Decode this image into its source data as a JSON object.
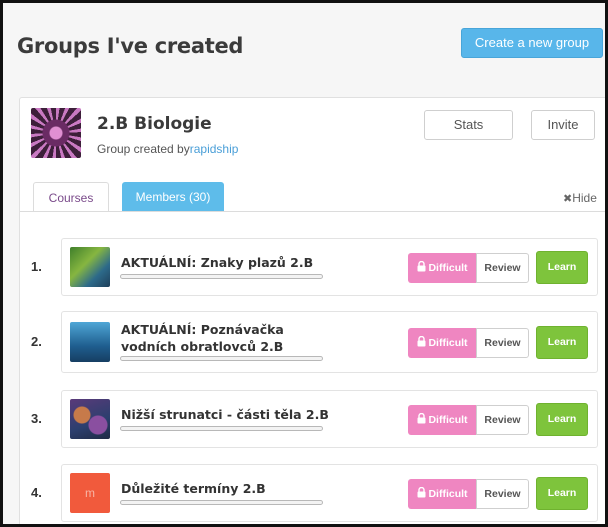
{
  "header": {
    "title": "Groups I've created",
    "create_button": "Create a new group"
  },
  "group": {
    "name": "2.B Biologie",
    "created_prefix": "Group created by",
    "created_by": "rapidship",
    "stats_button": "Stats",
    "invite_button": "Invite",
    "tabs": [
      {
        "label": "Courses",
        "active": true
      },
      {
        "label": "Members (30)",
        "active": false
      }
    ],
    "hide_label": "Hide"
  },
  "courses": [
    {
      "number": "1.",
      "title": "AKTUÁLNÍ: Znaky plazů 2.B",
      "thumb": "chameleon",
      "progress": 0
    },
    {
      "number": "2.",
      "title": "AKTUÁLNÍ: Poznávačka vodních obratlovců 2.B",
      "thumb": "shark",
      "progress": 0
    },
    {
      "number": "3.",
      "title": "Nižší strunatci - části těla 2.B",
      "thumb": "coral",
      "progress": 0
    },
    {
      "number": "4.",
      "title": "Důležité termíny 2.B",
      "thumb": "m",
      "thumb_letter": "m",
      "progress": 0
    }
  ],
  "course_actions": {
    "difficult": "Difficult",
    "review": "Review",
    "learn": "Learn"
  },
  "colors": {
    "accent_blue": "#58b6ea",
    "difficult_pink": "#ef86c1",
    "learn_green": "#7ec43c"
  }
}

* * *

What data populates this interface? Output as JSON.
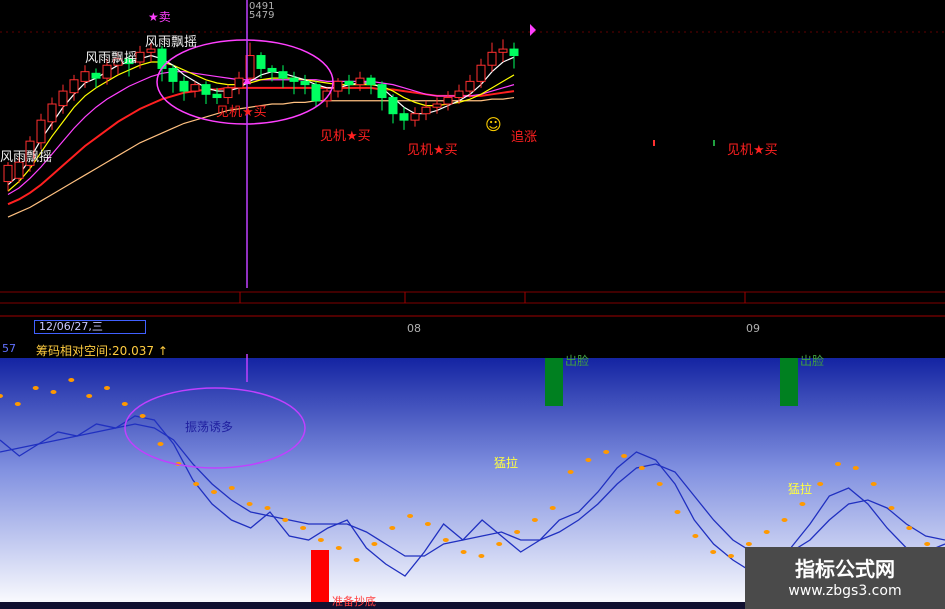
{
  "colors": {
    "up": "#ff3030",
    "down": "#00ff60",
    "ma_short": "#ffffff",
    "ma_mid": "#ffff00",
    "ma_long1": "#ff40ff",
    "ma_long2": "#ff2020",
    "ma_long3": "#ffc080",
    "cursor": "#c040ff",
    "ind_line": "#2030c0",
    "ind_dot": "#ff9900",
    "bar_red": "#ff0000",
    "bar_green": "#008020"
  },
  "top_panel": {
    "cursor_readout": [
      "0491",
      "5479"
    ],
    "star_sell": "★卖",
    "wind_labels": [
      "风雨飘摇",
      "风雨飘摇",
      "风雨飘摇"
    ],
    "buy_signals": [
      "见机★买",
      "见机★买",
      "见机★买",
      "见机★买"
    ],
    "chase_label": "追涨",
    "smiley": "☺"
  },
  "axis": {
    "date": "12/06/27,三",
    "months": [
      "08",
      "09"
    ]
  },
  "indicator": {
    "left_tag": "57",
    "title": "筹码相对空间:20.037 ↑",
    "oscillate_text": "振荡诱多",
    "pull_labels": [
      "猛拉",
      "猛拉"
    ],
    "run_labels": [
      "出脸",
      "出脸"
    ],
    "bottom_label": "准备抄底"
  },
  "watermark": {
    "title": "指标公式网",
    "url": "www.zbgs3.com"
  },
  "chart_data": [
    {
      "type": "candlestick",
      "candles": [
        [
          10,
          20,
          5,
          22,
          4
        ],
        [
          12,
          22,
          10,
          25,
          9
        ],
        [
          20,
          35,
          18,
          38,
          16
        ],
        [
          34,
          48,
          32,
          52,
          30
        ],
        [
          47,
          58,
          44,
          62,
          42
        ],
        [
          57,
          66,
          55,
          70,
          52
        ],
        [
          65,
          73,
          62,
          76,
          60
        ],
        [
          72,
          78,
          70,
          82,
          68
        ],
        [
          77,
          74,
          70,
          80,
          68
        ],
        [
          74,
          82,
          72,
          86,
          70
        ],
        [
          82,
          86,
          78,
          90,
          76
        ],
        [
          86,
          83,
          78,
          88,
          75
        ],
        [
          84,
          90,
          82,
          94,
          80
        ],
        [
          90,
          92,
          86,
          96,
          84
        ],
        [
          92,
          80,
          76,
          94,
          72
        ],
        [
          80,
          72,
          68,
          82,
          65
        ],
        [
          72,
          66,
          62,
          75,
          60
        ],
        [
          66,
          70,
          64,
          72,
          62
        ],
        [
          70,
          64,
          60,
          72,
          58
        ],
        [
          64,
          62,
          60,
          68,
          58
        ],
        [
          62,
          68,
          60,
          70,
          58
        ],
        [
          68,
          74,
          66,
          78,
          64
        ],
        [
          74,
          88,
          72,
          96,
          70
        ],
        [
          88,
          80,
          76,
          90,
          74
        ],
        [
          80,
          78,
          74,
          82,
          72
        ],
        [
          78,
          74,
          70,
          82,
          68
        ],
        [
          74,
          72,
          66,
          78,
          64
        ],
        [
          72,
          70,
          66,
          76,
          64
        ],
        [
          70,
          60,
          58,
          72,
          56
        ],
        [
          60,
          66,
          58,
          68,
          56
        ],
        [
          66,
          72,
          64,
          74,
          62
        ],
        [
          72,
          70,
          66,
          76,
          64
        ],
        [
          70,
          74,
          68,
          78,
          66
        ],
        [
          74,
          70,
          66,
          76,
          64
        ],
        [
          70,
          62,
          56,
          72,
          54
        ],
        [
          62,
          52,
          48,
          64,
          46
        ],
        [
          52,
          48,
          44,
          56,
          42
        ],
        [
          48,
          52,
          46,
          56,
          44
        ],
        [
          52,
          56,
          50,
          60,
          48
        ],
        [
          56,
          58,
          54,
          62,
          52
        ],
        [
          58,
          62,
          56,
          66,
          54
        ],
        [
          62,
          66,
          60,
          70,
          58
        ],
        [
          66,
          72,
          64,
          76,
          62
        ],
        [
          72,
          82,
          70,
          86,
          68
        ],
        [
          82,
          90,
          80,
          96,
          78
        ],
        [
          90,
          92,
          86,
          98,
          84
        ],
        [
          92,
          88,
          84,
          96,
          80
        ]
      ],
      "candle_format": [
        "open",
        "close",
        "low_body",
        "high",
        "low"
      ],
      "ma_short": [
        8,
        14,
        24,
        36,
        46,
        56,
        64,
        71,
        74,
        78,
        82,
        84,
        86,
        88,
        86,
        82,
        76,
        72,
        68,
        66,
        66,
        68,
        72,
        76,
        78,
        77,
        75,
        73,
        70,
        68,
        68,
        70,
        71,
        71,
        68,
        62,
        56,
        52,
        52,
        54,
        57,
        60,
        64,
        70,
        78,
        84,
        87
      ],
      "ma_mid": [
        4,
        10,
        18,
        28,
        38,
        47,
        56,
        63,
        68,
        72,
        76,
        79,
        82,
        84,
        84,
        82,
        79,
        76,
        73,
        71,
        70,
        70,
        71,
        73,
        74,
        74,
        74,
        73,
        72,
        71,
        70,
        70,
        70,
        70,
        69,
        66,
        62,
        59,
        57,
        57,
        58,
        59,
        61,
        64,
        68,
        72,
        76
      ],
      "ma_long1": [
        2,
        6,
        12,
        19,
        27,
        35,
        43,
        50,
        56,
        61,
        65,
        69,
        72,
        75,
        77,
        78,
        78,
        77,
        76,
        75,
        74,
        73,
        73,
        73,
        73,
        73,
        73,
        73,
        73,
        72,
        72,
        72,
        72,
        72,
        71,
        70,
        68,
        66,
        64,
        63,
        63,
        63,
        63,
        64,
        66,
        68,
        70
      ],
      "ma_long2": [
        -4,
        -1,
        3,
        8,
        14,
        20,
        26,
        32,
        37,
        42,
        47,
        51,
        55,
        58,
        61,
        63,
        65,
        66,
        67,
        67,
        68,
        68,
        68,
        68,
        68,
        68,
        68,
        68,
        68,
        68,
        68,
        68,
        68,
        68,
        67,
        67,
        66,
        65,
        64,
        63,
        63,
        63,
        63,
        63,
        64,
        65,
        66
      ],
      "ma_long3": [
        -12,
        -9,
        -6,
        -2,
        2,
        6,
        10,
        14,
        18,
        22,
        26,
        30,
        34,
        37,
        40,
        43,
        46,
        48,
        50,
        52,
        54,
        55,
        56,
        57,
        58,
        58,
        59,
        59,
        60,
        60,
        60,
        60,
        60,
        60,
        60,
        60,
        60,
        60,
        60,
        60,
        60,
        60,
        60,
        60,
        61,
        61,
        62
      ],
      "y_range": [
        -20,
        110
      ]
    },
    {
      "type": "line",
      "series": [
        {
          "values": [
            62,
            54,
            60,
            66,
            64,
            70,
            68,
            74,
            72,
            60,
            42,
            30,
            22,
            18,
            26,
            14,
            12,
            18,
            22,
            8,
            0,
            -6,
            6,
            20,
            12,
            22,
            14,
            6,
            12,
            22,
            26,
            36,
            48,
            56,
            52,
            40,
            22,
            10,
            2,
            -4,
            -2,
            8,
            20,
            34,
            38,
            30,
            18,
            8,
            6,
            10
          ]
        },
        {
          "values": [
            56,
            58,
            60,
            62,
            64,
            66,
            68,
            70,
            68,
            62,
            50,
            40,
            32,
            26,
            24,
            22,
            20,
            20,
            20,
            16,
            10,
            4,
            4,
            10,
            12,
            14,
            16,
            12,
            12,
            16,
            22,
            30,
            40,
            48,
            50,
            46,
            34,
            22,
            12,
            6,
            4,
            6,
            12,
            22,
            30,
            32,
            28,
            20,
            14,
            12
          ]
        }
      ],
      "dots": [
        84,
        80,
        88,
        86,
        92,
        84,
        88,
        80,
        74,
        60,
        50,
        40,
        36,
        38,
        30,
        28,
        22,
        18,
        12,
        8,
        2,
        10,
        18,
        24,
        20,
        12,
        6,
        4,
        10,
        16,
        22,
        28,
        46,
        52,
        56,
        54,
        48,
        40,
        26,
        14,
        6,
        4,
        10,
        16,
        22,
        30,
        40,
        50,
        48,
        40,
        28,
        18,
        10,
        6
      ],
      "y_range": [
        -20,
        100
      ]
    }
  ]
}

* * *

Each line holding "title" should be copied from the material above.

### Exercise solution
    "title": "Groups I've created",
      "title": "AKTUÁLNÍ: Znaky plazů 2.B",
      "title": "AKTUÁLNÍ: Poznávačka vodních obratlovců 2.B",
      "title": "Nižší strunatci - části těla 2.B",
      "title": "Důležité termíny 2.B",
    "title": "筹码相对空间:20.037 ↑",
    "title": "指标公式网",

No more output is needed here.